Work order: Every entry below must be reproduced exactly.
————————
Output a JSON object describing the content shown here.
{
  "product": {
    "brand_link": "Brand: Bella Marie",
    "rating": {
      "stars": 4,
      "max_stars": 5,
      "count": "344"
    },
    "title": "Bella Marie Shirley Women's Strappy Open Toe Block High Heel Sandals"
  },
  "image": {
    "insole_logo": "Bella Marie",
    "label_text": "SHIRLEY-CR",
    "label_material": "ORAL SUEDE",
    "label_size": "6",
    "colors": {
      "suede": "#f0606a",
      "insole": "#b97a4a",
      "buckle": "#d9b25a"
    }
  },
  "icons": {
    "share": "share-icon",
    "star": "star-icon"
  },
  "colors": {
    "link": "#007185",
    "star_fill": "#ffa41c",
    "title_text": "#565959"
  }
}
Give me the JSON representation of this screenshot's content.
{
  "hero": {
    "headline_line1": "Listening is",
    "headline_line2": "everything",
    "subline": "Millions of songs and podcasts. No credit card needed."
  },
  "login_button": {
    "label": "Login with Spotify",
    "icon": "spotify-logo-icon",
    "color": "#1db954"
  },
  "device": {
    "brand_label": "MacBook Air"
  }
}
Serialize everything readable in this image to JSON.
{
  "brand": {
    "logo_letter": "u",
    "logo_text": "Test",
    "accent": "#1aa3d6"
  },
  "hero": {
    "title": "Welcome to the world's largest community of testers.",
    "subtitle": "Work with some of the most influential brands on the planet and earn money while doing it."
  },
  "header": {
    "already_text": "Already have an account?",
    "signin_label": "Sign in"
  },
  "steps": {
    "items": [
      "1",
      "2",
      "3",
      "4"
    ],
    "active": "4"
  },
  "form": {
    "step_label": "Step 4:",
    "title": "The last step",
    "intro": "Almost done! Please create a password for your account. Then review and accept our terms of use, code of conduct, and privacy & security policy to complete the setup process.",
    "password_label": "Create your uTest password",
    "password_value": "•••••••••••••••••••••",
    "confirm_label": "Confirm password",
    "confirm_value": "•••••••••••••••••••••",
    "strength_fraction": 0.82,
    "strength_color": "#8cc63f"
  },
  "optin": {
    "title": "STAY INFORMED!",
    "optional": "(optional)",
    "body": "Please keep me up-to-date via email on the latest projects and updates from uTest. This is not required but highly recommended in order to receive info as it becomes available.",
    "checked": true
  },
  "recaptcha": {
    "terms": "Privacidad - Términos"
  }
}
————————
Response to the exercise:
Output a JSON object describing the content shown here.
{
  "product": {
    "brand_link": "Brand: Bella Marie",
    "rating": {
      "stars": 4,
      "max_stars": 5,
      "count": "344"
    },
    "title": "Bella Marie Shirley Women's Strappy Open Toe Block High Heel Sandals"
  },
  "image": {
    "insole_logo": "Bella Marie",
    "label_text": "SHIRLEY-CR",
    "label_material": "ORAL SUEDE",
    "label_size": "6",
    "colors": {
      "suede": "#f0606a",
      "insole": "#b97a4a",
      "buckle": "#d9b25a"
    }
  },
  "icons": {
    "share": "share-icon",
    "star": "star-icon"
  },
  "colors": {
    "link": "#007185",
    "star_fill": "#ffa41c",
    "title_text": "#565959"
  }
}
Give me the JSON representation of this screenshot's content.
{
  "hero": {
    "headline_line1": "Listening is",
    "headline_line2": "everything",
    "subline": "Millions of songs and podcasts. No credit card needed."
  },
  "login_button": {
    "label": "Login with Spotify",
    "icon": "spotify-logo-icon",
    "color": "#1db954"
  },
  "device": {
    "brand_label": "MacBook Air"
  }
}
Serialize everything readable in this image to JSON.
{
  "brand": {
    "logo_letter": "u",
    "logo_text": "Test",
    "accent": "#1aa3d6"
  },
  "hero": {
    "title": "Welcome to the world's largest community of testers.",
    "subtitle": "Work with some of the most influential brands on the planet and earn money while doing it."
  },
  "header": {
    "already_text": "Already have an account?",
    "signin_label": "Sign in"
  },
  "steps": {
    "items": [
      "1",
      "2",
      "3",
      "4"
    ],
    "active": "4"
  },
  "form": {
    "step_label": "Step 4:",
    "title": "The last step",
    "intro": "Almost done! Please create a password for your account. Then review and accept our terms of use, code of conduct, and privacy & security policy to complete the setup process.",
    "password_label": "Create your uTest password",
    "password_value": "•••••••••••••••••••••",
    "confirm_label": "Confirm password",
    "confirm_value": "•••••••••••••••••••••",
    "strength_fraction": 0.82,
    "strength_color": "#8cc63f"
  },
  "optin": {
    "title": "STAY INFORMED!",
    "optional": "(optional)",
    "body": "Please keep me up-to-date via email on the latest projects and updates from uTest. This is not required but highly recommended in order to receive info as it becomes available.",
    "checked": true
  },
  "recaptcha": {
    "terms": "Privacidad - Términos"
  }
}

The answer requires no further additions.